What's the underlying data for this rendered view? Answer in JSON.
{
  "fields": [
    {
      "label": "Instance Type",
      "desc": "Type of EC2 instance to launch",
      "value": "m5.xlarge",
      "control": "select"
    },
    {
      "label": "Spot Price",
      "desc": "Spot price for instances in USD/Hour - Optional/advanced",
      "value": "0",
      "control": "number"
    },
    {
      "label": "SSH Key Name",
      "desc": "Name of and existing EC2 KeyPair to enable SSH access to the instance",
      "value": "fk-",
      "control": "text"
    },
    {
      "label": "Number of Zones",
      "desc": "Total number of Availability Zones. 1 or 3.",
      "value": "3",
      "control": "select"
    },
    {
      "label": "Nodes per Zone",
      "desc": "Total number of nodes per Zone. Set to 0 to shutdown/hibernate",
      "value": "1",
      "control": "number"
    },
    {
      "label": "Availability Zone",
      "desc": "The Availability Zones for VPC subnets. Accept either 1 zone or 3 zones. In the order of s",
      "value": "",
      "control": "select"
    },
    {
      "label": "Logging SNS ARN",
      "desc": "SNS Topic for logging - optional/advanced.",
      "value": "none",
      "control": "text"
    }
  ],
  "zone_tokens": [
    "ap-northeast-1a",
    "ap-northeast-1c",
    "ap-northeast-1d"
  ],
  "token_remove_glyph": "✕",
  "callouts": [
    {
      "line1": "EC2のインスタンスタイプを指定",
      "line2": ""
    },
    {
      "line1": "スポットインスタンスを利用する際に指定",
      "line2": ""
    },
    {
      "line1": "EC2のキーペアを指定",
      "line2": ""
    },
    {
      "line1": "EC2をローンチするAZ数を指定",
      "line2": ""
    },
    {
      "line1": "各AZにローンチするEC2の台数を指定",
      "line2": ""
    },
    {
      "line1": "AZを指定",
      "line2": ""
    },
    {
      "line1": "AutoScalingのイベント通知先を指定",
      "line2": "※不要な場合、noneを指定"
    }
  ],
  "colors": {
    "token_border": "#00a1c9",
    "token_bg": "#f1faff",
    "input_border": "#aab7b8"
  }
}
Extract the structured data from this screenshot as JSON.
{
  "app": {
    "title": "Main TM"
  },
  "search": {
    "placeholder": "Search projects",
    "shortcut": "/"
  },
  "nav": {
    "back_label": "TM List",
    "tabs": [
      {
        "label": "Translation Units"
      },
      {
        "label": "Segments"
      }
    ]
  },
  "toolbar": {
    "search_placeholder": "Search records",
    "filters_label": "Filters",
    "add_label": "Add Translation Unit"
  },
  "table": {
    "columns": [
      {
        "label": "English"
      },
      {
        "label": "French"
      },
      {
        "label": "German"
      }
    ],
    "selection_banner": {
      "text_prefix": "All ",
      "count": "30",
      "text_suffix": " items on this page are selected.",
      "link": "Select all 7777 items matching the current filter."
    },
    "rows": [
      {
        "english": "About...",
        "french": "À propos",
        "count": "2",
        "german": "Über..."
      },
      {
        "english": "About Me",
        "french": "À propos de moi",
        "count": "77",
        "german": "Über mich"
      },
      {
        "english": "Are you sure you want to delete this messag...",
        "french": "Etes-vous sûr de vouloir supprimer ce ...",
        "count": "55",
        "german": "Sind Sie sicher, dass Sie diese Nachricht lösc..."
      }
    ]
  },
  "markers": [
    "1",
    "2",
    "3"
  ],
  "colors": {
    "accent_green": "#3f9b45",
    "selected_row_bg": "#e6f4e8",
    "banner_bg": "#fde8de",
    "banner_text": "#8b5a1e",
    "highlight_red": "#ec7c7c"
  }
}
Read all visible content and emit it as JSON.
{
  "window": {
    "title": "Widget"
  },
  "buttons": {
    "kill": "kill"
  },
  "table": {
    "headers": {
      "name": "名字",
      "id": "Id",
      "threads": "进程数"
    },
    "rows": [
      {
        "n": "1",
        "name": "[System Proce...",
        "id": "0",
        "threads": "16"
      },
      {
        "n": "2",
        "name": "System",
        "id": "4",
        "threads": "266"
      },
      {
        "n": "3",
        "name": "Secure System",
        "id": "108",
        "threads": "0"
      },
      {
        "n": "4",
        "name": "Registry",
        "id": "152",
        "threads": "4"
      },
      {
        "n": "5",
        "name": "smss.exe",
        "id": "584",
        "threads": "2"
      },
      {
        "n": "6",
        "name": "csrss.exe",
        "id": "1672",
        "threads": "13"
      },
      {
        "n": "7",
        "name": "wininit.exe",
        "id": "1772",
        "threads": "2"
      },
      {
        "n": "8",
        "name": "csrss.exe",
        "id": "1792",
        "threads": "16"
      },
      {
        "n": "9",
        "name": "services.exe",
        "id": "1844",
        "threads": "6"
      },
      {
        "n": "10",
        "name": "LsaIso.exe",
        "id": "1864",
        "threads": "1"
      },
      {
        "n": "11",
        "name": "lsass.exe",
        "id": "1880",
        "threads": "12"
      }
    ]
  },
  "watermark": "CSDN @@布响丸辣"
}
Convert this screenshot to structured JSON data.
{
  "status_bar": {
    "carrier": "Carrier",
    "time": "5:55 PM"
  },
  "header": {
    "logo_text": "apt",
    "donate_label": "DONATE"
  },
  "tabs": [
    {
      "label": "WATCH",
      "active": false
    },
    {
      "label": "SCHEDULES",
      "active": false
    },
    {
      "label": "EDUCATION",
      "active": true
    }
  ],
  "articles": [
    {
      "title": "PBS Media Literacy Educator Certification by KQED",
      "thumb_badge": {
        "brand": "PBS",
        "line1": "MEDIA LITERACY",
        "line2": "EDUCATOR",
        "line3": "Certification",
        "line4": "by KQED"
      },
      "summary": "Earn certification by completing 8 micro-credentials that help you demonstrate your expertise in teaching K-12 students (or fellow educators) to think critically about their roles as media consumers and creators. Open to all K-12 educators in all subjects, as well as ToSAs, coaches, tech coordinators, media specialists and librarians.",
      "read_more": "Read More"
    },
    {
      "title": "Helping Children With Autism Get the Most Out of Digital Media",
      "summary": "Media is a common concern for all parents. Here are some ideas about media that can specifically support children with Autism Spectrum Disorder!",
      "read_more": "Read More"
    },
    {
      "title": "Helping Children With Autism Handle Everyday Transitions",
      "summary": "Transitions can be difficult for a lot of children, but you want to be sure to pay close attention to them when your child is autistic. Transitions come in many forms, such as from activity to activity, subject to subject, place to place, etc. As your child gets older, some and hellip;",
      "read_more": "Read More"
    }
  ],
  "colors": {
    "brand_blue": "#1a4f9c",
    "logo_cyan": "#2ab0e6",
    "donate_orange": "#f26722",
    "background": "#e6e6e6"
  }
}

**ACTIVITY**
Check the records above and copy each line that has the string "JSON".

**EXERCISE RESULT**
What's the underlying data for this rendered view? Answer in JSON.
Extract the structured data from this screenshot as JSON.
Read all visible content and emit it as JSON.
Convert this screenshot to structured JSON data.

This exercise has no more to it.